- **Problem to solve**:
Reproduce the full set of records that follow, exactly as shown.

● ● ● ●

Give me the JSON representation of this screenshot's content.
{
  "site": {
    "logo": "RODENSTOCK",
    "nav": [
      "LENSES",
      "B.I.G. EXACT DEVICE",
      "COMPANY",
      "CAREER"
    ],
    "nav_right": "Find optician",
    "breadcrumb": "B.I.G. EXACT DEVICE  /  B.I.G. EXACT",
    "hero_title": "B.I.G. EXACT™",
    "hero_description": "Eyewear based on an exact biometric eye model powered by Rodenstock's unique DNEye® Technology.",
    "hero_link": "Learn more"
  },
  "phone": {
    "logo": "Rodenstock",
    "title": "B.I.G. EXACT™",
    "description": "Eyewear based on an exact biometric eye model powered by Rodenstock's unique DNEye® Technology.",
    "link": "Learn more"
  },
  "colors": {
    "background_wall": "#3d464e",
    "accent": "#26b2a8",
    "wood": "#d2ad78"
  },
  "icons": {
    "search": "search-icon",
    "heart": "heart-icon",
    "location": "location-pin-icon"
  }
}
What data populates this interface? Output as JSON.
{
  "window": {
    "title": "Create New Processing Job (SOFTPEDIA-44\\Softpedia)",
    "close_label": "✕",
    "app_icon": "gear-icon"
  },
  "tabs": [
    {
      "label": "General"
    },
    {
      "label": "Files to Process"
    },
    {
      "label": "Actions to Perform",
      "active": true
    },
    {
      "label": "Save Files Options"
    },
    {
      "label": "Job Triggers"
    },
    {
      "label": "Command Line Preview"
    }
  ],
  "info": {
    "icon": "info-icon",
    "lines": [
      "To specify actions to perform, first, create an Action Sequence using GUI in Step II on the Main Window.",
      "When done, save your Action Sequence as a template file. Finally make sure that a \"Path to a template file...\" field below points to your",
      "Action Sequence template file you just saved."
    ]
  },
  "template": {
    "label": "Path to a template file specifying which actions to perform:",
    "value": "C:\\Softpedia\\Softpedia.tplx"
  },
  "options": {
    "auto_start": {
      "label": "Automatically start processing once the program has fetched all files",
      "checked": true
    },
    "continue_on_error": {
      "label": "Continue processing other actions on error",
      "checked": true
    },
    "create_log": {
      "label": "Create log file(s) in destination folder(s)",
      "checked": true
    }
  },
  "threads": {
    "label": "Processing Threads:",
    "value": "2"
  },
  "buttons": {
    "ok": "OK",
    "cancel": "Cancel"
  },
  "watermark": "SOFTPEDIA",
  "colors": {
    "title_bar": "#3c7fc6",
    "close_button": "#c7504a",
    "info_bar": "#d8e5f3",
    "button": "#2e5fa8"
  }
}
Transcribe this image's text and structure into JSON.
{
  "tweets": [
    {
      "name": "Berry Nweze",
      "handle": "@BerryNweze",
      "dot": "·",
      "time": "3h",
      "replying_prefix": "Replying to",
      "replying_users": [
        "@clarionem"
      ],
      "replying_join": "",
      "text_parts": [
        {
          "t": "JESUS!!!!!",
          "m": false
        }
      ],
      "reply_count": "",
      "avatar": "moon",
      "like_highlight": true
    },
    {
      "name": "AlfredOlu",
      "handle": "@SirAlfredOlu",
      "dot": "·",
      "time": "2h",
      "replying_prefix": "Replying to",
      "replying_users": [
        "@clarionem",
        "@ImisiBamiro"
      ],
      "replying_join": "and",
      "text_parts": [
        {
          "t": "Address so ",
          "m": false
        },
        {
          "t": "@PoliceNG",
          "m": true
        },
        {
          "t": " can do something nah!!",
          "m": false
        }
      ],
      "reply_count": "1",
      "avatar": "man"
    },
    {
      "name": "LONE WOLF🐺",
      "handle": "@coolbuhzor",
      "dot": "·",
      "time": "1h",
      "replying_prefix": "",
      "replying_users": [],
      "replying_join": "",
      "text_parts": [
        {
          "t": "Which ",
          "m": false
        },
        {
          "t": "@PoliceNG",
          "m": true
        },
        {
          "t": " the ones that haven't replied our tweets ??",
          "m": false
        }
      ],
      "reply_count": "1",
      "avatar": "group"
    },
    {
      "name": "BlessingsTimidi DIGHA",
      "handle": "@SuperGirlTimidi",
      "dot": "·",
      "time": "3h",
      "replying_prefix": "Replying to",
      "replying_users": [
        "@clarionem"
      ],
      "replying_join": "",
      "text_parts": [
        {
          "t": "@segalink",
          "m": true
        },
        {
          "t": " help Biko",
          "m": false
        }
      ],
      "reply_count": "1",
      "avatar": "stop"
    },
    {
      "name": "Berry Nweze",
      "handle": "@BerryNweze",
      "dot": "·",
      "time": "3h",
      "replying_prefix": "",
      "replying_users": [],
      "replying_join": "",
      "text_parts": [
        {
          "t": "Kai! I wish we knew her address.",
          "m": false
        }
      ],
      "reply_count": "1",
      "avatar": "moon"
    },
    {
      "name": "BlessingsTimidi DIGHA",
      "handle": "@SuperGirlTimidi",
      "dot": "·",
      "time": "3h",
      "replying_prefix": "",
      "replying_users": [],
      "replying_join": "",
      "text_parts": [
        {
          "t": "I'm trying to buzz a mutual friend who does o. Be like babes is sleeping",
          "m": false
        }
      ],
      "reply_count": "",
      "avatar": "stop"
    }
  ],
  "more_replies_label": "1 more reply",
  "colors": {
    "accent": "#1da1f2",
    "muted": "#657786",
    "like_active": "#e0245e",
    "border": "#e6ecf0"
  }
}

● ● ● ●

- **Exercise response**:
Give me the JSON representation of this screenshot's content.
{
  "site": {
    "logo": "RODENSTOCK",
    "nav": [
      "LENSES",
      "B.I.G. EXACT DEVICE",
      "COMPANY",
      "CAREER"
    ],
    "nav_right": "Find optician",
    "breadcrumb": "B.I.G. EXACT DEVICE  /  B.I.G. EXACT",
    "hero_title": "B.I.G. EXACT™",
    "hero_description": "Eyewear based on an exact biometric eye model powered by Rodenstock's unique DNEye® Technology.",
    "hero_link": "Learn more"
  },
  "phone": {
    "logo": "Rodenstock",
    "title": "B.I.G. EXACT™",
    "description": "Eyewear based on an exact biometric eye model powered by Rodenstock's unique DNEye® Technology.",
    "link": "Learn more"
  },
  "colors": {
    "background_wall": "#3d464e",
    "accent": "#26b2a8",
    "wood": "#d2ad78"
  },
  "icons": {
    "search": "search-icon",
    "heart": "heart-icon",
    "location": "location-pin-icon"
  }
}
What data populates this interface? Output as JSON.
{
  "window": {
    "title": "Create New Processing Job (SOFTPEDIA-44\\Softpedia)",
    "close_label": "✕",
    "app_icon": "gear-icon"
  },
  "tabs": [
    {
      "label": "General"
    },
    {
      "label": "Files to Process"
    },
    {
      "label": "Actions to Perform",
      "active": true
    },
    {
      "label": "Save Files Options"
    },
    {
      "label": "Job Triggers"
    },
    {
      "label": "Command Line Preview"
    }
  ],
  "info": {
    "icon": "info-icon",
    "lines": [
      "To specify actions to perform, first, create an Action Sequence using GUI in Step II on the Main Window.",
      "When done, save your Action Sequence as a template file. Finally make sure that a \"Path to a template file...\" field below points to your",
      "Action Sequence template file you just saved."
    ]
  },
  "template": {
    "label": "Path to a template file specifying which actions to perform:",
    "value": "C:\\Softpedia\\Softpedia.tplx"
  },
  "options": {
    "auto_start": {
      "label": "Automatically start processing once the program has fetched all files",
      "checked": true
    },
    "continue_on_error": {
      "label": "Continue processing other actions on error",
      "checked": true
    },
    "create_log": {
      "label": "Create log file(s) in destination folder(s)",
      "checked": true
    }
  },
  "threads": {
    "label": "Processing Threads:",
    "value": "2"
  },
  "buttons": {
    "ok": "OK",
    "cancel": "Cancel"
  },
  "watermark": "SOFTPEDIA",
  "colors": {
    "title_bar": "#3c7fc6",
    "close_button": "#c7504a",
    "info_bar": "#d8e5f3",
    "button": "#2e5fa8"
  }
}
Transcribe this image's text and structure into JSON.
{
  "tweets": [
    {
      "name": "Berry Nweze",
      "handle": "@BerryNweze",
      "dot": "·",
      "time": "3h",
      "replying_prefix": "Replying to",
      "replying_users": [
        "@clarionem"
      ],
      "replying_join": "",
      "text_parts": [
        {
          "t": "JESUS!!!!!",
          "m": false
        }
      ],
      "reply_count": "",
      "avatar": "moon",
      "like_highlight": true
    },
    {
      "name": "AlfredOlu",
      "handle": "@SirAlfredOlu",
      "dot": "·",
      "time": "2h",
      "replying_prefix": "Replying to",
      "replying_users": [
        "@clarionem",
        "@ImisiBamiro"
      ],
      "replying_join": "and",
      "text_parts": [
        {
          "t": "Address so ",
          "m": false
        },
        {
          "t": "@PoliceNG",
          "m": true
        },
        {
          "t": " can do something nah!!",
          "m": false
        }
      ],
      "reply_count": "1",
      "avatar": "man"
    },
    {
      "name": "LONE WOLF🐺",
      "handle": "@coolbuhzor",
      "dot": "·",
      "time": "1h",
      "replying_prefix": "",
      "replying_users": [],
      "replying_join": "",
      "text_parts": [
        {
          "t": "Which ",
          "m": false
        },
        {
          "t": "@PoliceNG",
          "m": true
        },
        {
          "t": " the ones that haven't replied our tweets ??",
          "m": false
        }
      ],
      "reply_count": "1",
      "avatar": "group"
    },
    {
      "name": "BlessingsTimidi DIGHA",
      "handle": "@SuperGirlTimidi",
      "dot": "·",
      "time": "3h",
      "replying_prefix": "Replying to",
      "replying_users": [
        "@clarionem"
      ],
      "replying_join": "",
      "text_parts": [
        {
          "t": "@segalink",
          "m": true
        },
        {
          "t": " help Biko",
          "m": false
        }
      ],
      "reply_count": "1",
      "avatar": "stop"
    },
    {
      "name": "Berry Nweze",
      "handle": "@BerryNweze",
      "dot": "·",
      "time": "3h",
      "replying_prefix": "",
      "replying_users": [],
      "replying_join": "",
      "text_parts": [
        {
          "t": "Kai! I wish we knew her address.",
          "m": false
        }
      ],
      "reply_count": "1",
      "avatar": "moon"
    },
    {
      "name": "BlessingsTimidi DIGHA",
      "handle": "@SuperGirlTimidi",
      "dot": "·",
      "time": "3h",
      "replying_prefix": "",
      "replying_users": [],
      "replying_join": "",
      "text_parts": [
        {
          "t": "I'm trying to buzz a mutual friend who does o. Be like babes is sleeping",
          "m": false
        }
      ],
      "reply_count": "",
      "avatar": "stop"
    }
  ],
  "more_replies_label": "1 more reply",
  "colors": {
    "accent": "#1da1f2",
    "muted": "#657786",
    "like_active": "#e0245e",
    "border": "#e6ecf0"
  }
}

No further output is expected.